Ken Wright

Ken was exposed to fine wine in Kentucky while waiting tables to put himself through school. He soon left to study enology and viticulture at UC-Davis. Upon graduation he spent eight years at Ventana and Talbott in California’s central coast. In 1986, with his family and 10 barrels in tow, Ken moved to McMinnville and started Panther Creek Cellars. Twelve years later, he founded Ken Wright Cellars in downtown Carlton.

Over thirty years of winemaking have taught Ken a simple truth: source is everything. He must be right because he’s racked up over 130 90+ scores from Wine Spectator, with 30 of those 93 or better. He’s been profiled by every major (and many minor) wine publication and is widely recognized as one of Oregon’s most prominent winemakers.

Q&A with Ken Wright

Describe the “aha” moment when you first fell in love with wine.

When I was a young man I worked in a restaurant in Lexington, KY, a really great restaurant. But the wines weren’t selling and the owner was beside himself. We didn’t know how to sell them; we’d never tasted them. So we instituted a weekly tasting program, region by region, and the wine that did it for me was a Volnay Caillerets from Bouchard. 1971. It was riveting. You could hardly talk after tasting that. I’ve been telling people about this wine ever since. And then last year when I was in New York for the Spectator Experience we were having dinner at Daniel Boulud, and there it was. They had one bottle left; it had come from a private collector. It all came back to me in that moment. This is why we’re in this business.

Do you have a philosophy of winemaking you strive to share with others?

This business is relationship-driven, as all great things are. It’s powerful. We’ve worked with a lot of growers, many of them for 25 years or more, and what gets you through the cycles, the difficult periods, is the quality of the relationships you have. As long as you do exactly what you say you’re going to, as long as you follow through, it works out.

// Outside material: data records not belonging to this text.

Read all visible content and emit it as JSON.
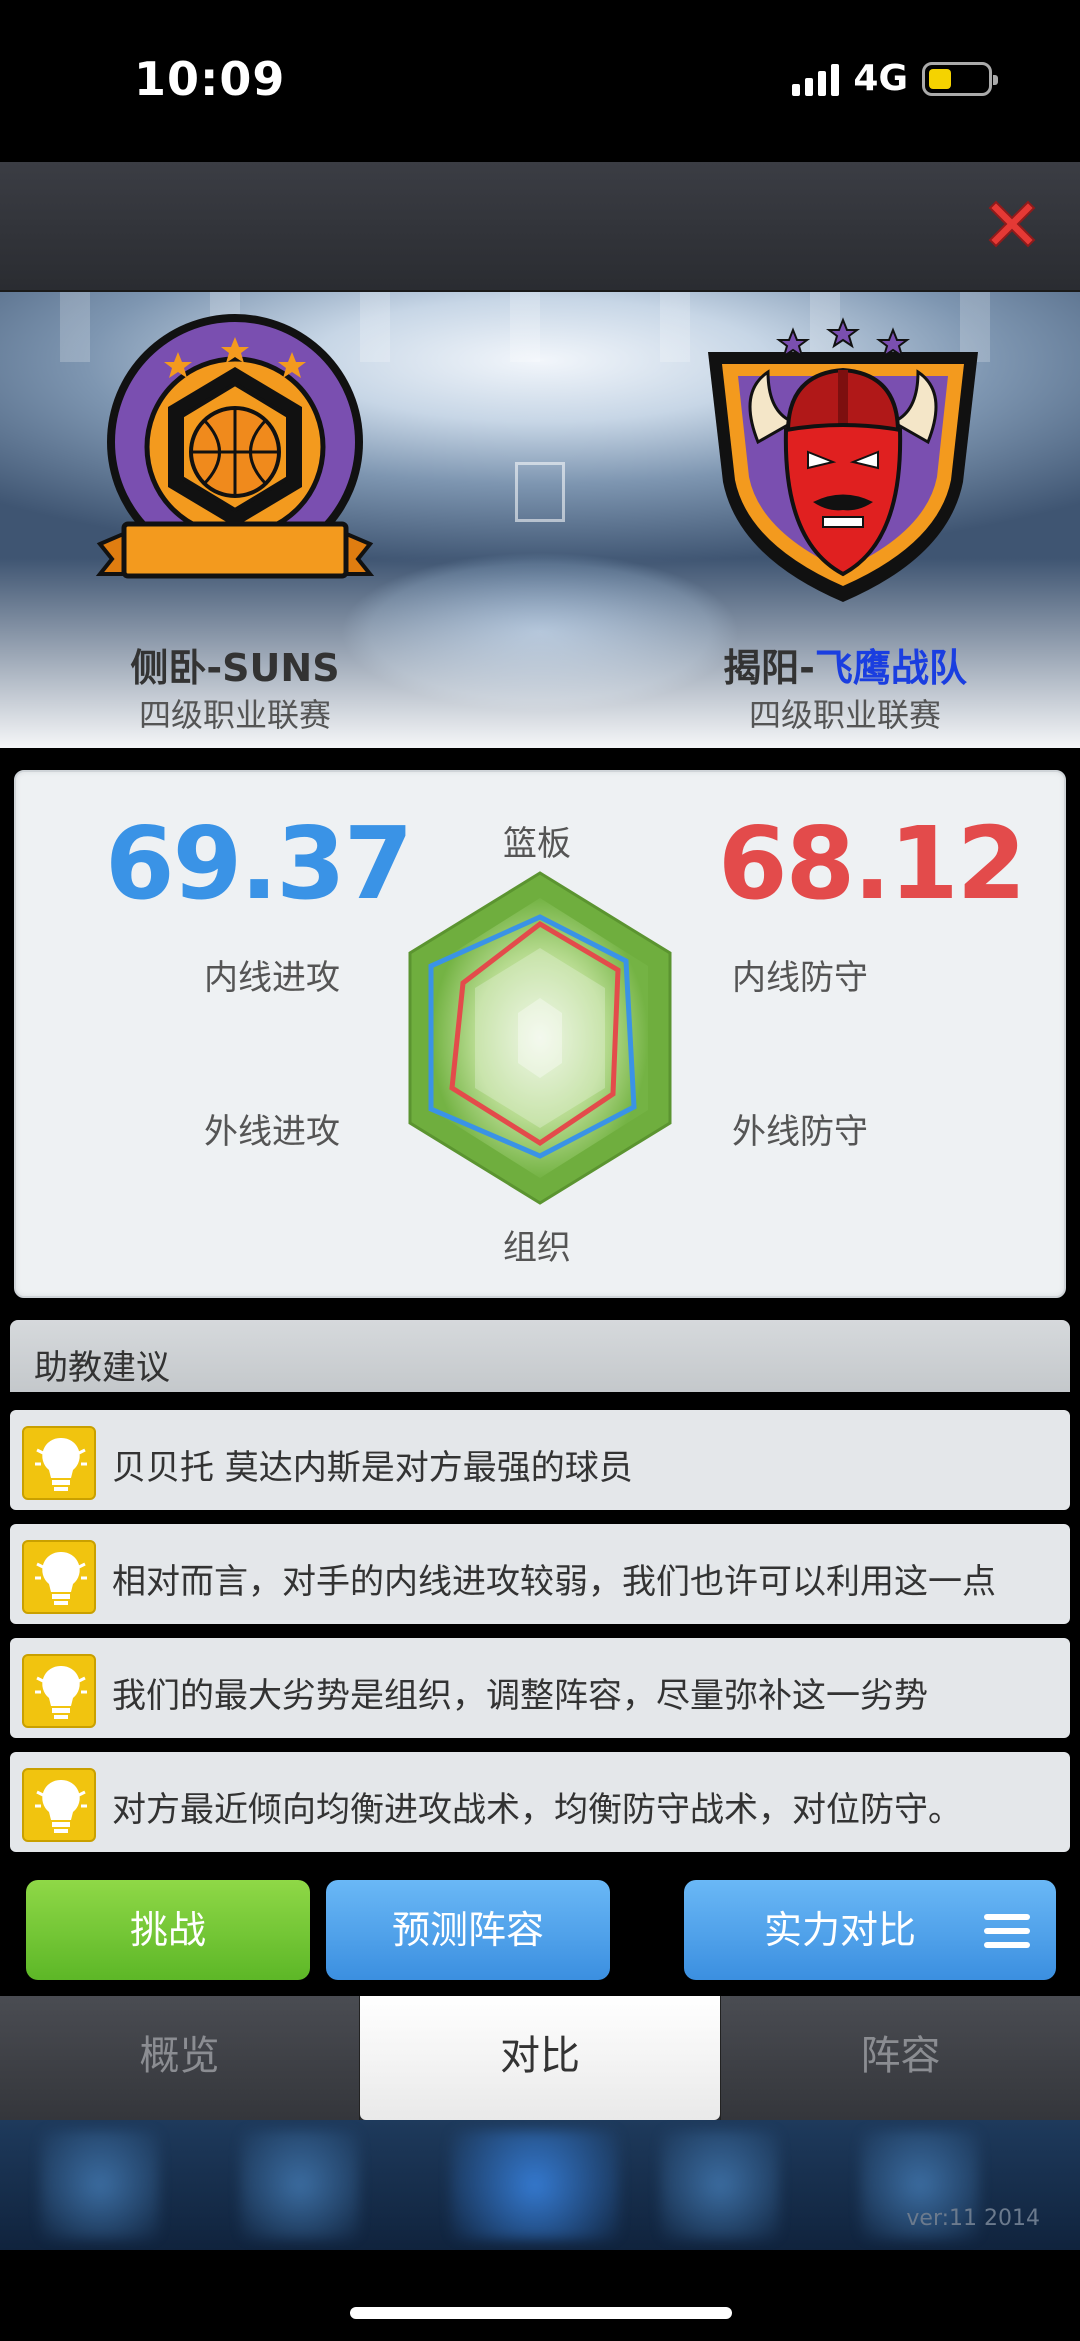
{
  "status_bar": {
    "time": "10:09",
    "network": "4G",
    "battery_color": "#f5d300"
  },
  "matchup": {
    "home": {
      "name": "侧卧-SUNS",
      "league": "四级职业联赛",
      "color": "#7a4fb0"
    },
    "away": {
      "name_prefix": "揭阳-",
      "name_highlight": "飞鹰战队",
      "league": "四级职业联赛",
      "color": "#e02020"
    }
  },
  "ratings": {
    "home_score": "69.37",
    "away_score": "68.12",
    "axes": {
      "top": "篮板",
      "upper_left": "内线进攻",
      "lower_left": "外线进攻",
      "upper_right": "内线防守",
      "lower_right": "外线防守",
      "bottom": "组织"
    },
    "home_color": "#3a93e6",
    "away_color": "#e34b4b"
  },
  "advice": {
    "title": "助教建议",
    "tips": [
      "贝贝托 莫达内斯是对方最强的球员",
      "相对而言，对手的内线进攻较弱，我们也许可以利用这一点",
      "我们的最大劣势是组织，调整阵容，尽量弥补这一劣势",
      "对方最近倾向均衡进攻战术，均衡防守战术，对位防守。"
    ]
  },
  "actions": {
    "challenge": "挑战",
    "predict_lineup": "预测阵容",
    "compare_strength": "实力对比"
  },
  "tabs": [
    "概览",
    "对比",
    "阵容"
  ],
  "active_tab": "对比",
  "version": "ver:11  2014"
}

How has the perspective of time changed your approach to wine?

#1 People are not as important as farming. #2 You need to be aware. Every year something happens that you haven’t seen before and you have to react. There is no formula. #3 Don’t “fashion” the wines. Protect them at all costs but let them be what they are. Don’t chase what you think the public likes. Respect the place you’re in. Trust in the ability of the plant to connect us to that place.

What is the most overrated trend in wine today?

Every generation needs something to hang its hat on. Natural wine is such a thing. It’s stupid. There’s no there there. The most basic feature is that you’re not using sulfur. That’s the one thing they can point to. Pffft.

What new winemakers are you most excited about and why?

My son, Cody, is killing it with Purple Hands. The wines are beautiful. Some other folks I know, not new, not young, but younger than me . . . Josh Bergström, Adam Campbell of Elk Cove, Thibaut Morey of Domain Morey-Coffinet, Michael Bindi in the Macedon Ranges north of Melbourne, Blaire Walter of Felton Road.

If you weren’t a winemaker what would you be doing?

Snowboarding. There’s nothing else I do as well as winemaking so snowboarding is my answer. I’m not reckless but I like speed. I do like speed.

What led you to select Nomacorc PlantCorcs?

I was by far, by miles, the first to use Nomacorc. 2002. We did it to protect the investment we make in farming. Our approach is nutrition-based. It’s a Japanese method that we adopted 20 years ago. It’s WAY more expensive than organic, WAY more expensive than biodynamic. Because it requires real investigation. It’s not just a recipe.

These investments that we make, they’re so long term. You plant a vineyard, you care for it; it’s a huge black hole of labor and money. And then you wait. You wait for that moment in time when the root system is deep enough to engage with mother rock and you start to get all this detail in the wine — you’re getting connected to place in such a specific way. And to let a closure screw that up, that investment, my life, my company, everyone who’s given everything to nurture this vineyard and protect it in our cellar . . . to have a closure screw that up . . . it’s intolerable.

What, if anything, do you leave to chance in the cellar or in life?

Here I am 40 years into it and it’s shocking what I don’t know. It’s amazing what we don’t know. So we’re always experimenting. Every year we see things we haven’t seen before. At a certain point you realize that you’re not going to live long enough to see all the curveballs Mother Nature is going to throw you. Realizing that keeps you in the moment and on your toes so you don’t freak out. It gives you a better frame of reference.